**ASSIGNMENT:**
Count how many lines below include the string "مشاهده", and give that number without anything else.

**Saved data entries:**
((

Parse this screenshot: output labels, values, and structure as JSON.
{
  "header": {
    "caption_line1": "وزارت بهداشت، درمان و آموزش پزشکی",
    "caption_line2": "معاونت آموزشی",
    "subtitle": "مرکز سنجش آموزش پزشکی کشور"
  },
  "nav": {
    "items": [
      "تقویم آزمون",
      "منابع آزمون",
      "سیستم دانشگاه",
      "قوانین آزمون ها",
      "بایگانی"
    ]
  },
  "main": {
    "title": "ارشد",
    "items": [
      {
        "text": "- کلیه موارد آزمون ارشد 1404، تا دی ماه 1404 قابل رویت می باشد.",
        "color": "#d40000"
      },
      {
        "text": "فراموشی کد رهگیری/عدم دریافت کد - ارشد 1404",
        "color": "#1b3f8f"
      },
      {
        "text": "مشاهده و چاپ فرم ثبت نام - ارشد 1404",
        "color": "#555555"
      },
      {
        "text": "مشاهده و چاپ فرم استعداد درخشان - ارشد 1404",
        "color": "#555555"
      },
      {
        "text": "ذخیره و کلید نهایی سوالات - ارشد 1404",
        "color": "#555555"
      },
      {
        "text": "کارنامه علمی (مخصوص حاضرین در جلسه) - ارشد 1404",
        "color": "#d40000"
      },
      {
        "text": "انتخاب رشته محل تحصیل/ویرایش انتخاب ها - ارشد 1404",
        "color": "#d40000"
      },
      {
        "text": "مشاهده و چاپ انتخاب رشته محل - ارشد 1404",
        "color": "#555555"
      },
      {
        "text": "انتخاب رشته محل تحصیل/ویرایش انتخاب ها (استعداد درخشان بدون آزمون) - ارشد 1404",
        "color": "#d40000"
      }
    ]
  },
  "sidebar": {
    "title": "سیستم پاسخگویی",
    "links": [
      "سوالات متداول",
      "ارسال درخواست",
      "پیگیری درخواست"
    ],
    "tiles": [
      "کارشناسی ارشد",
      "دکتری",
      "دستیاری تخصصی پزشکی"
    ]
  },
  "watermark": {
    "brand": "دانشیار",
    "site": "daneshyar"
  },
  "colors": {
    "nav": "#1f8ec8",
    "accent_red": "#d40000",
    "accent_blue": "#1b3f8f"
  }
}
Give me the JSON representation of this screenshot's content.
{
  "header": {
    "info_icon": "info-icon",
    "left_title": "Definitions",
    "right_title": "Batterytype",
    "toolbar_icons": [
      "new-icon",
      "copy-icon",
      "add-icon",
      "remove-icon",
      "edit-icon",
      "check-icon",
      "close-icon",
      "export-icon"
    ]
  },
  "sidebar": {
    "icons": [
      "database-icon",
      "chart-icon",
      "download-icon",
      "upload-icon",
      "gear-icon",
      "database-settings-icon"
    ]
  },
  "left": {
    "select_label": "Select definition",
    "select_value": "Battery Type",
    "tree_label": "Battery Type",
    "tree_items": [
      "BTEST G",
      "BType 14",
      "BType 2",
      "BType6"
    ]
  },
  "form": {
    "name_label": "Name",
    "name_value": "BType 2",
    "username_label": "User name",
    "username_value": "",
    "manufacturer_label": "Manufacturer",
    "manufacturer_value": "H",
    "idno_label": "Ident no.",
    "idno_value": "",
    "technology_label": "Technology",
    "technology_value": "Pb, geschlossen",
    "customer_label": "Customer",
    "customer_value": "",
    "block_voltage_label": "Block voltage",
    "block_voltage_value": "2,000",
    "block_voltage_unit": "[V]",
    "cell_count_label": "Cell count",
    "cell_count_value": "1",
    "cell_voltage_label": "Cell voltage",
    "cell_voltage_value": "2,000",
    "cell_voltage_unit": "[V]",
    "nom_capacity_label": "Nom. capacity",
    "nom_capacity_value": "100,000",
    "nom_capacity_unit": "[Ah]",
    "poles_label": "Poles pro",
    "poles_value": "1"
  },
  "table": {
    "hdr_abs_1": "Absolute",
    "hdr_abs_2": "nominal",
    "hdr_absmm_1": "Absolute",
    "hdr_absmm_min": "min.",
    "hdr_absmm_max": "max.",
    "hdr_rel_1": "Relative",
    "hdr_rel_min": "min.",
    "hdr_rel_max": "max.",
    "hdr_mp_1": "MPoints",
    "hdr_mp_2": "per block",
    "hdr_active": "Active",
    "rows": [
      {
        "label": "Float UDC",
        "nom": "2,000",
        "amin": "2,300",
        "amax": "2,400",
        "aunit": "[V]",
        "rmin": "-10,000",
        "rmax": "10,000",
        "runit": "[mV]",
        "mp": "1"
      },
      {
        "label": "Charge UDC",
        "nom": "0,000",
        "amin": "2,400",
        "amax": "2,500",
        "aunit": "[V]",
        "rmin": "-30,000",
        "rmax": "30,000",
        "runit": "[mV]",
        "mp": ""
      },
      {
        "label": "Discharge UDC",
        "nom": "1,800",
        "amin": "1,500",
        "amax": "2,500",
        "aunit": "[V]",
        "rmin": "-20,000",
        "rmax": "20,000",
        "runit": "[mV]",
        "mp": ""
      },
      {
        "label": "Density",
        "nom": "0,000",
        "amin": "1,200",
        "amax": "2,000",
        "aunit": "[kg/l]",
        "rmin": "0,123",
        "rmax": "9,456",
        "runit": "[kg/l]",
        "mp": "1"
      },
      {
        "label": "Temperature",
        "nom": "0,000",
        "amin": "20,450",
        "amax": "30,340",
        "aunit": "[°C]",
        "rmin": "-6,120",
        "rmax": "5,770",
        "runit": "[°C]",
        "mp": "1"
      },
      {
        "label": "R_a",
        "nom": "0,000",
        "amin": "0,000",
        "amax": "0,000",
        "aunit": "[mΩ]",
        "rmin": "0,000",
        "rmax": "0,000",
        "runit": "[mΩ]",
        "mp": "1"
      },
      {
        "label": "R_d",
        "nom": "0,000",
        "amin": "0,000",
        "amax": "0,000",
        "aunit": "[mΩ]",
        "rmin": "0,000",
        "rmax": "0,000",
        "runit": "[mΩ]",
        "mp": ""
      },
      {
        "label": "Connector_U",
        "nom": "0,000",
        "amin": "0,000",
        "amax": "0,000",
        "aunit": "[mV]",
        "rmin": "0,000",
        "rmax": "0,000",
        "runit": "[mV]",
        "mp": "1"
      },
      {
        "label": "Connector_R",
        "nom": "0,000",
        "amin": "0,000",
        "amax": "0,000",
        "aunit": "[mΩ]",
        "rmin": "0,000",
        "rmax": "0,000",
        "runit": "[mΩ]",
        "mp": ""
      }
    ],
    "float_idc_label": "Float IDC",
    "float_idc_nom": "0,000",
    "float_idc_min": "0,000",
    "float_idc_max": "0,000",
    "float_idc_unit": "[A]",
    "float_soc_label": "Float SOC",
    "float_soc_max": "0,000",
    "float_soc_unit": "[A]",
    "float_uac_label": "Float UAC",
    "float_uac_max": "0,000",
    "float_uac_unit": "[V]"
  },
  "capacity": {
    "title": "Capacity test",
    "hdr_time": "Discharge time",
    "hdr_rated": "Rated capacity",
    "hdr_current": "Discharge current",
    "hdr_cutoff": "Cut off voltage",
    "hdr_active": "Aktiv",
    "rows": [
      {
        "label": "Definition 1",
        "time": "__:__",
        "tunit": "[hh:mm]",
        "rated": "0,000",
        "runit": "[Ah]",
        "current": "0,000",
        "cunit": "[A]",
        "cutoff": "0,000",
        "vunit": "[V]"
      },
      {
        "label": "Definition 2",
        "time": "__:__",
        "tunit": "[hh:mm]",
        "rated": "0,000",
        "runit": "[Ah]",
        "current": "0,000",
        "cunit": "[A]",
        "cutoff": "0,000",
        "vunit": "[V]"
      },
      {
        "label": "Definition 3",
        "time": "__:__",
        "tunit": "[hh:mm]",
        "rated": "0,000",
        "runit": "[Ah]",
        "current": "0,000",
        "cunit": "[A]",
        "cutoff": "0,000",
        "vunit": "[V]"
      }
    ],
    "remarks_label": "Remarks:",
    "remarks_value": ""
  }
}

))

**COMPLETED TASK:**
3